We talk about the more conventional post-service life of Navy SEALs and how the highly specialized skills they learn don't readily transfer to civilian jobs. Mark runs through several: "leadership, management, how to follow as well as how to lead, critical thinking, team playing, reasoning, logic. These are really great skills you learn, and I think they're applicable. But as for learning a trade ... the trade most of those guys learn is combat." It's a disconcerting truth. Most ex-SEALs are recruited by private security firms, law enforcement, and contractors that place them right back into high risk jobs once their tours of duty are over.
Mark tells me about the Navy SEAL Foundation's efforts to help former SEALs find civilian jobs, especially in the wake of the 2012 American Embassy attack in Benghazi that left a SEAL dead. He and Phil Cook shot a public service announcement last July supporting the foundation. The organization dedicated to supporting the Navy SEAL community and their families, issued a statement two months later rejecting proceeds from No Easy Day. They distanced themselves from its author Mark Owen, whom the Pentagon claims leaked classified information without first securing their review.

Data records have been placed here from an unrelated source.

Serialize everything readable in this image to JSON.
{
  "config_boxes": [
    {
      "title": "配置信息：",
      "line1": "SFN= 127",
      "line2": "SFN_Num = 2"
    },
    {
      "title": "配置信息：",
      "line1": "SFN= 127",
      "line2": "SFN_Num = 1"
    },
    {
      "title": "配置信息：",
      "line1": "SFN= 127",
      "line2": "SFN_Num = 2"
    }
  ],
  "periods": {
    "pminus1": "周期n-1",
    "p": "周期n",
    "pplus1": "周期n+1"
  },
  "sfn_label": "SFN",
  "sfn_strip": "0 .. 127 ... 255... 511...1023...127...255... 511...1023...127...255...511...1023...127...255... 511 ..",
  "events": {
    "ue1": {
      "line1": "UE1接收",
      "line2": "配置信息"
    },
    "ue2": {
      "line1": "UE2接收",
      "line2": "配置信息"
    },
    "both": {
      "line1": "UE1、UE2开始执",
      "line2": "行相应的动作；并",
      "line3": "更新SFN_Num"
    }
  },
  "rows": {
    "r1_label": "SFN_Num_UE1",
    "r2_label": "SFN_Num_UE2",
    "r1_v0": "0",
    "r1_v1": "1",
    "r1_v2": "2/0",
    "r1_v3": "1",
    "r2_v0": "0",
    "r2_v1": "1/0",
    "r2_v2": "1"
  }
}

Mark regards his own skills as anything but useless when it comes to furthering his craft. In a manner that convinces me he's thought this through, he begins drawing parallels between the stages of a mission and a film shoot. "We may not get a script, but we get a warning order, which is basically a briefing on what the mission is, what your goals are, maybe your resources, and the timeframe. And we'll get together to figure out how we can do it. A lot of the guys are very creative and very ingenious in what they come up with. It's not a highly structured environment."
I joke that it sounds like the development process for a movie's screenplay. He concurs, and then postulates how SEALs have to consider many of the same things as a production manager. "Your resources: the funding, equipment, manpower". Then there's rehearsal. Depending on the mission, Mark says it could require many walkthroughs in sets constructed solely for that purpose, or if you're getting ready to perform a 10-man jump, you do it on the ground first. Bin Laden's Brutalist Abbottabad complex, for example, was recreated for Seal Team 6 to practice their raid in, and again for filming Zero Dark Thirty. As for learning lines, we talk about the various languages Mark has practiced the phrases "get down!" and "don't move!" in.
These preparation procedures strike me as to why Mark is so interesting. He's a wholly pragmatic guy, a problem solver; a man who's seen some shit and whose head is still screwed on tight. By acting, by working in America's dream factory, perhaps he's trying to recreate the romanticism he once experienced in the service, an experience he describes in the same bygone way as the opening scene of Planet of the Apes. It's that same postmortem, life after combat, that Kathryn Bigelow's 2008 Best Picture winner Hurt Locker explored, and it's the question Jessica Chastain's character is left with in Zero Dark Thirty after finally killing Bin Laden.
I ask Mark if he's in it for the long haul. "I suppose. It's like gold mining. The ones really making it are catering to the miners, just like in the 1850's. The photographers taking headshots, the agents, they're making a living while the actors are still out there panning for gold. But it only takes that one -- sometimes a really good audition is enough of a fix. Because it is a drug, but it's enough of a fix to make me think, I want to keep doing this."